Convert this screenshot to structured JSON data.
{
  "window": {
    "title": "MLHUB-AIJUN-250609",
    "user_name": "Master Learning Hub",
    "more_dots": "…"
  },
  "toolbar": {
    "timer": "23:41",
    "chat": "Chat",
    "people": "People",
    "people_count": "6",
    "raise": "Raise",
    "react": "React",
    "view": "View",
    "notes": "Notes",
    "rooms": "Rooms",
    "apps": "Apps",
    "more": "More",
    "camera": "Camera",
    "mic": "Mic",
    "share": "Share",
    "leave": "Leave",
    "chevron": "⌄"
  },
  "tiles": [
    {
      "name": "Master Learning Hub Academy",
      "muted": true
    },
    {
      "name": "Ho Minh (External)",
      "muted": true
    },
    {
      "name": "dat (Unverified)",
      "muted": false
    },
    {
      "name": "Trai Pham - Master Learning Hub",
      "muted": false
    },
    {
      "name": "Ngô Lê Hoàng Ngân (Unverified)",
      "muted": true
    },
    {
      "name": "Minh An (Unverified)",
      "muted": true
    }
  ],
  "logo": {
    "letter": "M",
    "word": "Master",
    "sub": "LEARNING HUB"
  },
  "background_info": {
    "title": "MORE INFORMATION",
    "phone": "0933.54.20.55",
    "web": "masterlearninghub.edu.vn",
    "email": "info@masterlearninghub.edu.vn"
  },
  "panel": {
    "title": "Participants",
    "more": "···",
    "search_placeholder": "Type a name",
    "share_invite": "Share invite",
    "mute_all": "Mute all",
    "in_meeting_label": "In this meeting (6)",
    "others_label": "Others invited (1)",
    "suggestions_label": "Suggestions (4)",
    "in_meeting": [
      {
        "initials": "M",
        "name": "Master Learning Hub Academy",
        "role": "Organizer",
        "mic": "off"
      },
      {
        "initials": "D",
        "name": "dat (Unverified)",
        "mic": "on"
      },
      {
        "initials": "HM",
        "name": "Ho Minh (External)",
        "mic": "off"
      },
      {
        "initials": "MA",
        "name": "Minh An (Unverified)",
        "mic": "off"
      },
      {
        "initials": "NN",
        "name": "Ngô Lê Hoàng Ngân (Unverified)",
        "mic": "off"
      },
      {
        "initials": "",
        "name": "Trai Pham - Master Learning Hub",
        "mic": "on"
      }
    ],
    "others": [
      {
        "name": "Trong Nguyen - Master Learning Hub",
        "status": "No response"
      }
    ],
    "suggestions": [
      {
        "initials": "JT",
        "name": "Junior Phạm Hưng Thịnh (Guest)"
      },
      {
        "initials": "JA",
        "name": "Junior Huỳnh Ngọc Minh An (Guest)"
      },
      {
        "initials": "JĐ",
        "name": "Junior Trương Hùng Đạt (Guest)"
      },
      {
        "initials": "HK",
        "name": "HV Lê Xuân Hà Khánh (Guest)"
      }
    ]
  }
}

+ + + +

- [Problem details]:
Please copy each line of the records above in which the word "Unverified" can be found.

- [Exercise response]:
      "name": "dat (Unverified)",
      "name": "Ngô Lê Hoàng Ngân (Unverified)",
      "name": "Minh An (Unverified)",
        "name": "dat (Unverified)",
        "name": "Minh An (Unverified)",
        "name": "Ngô Lê Hoàng Ngân (Unverified)",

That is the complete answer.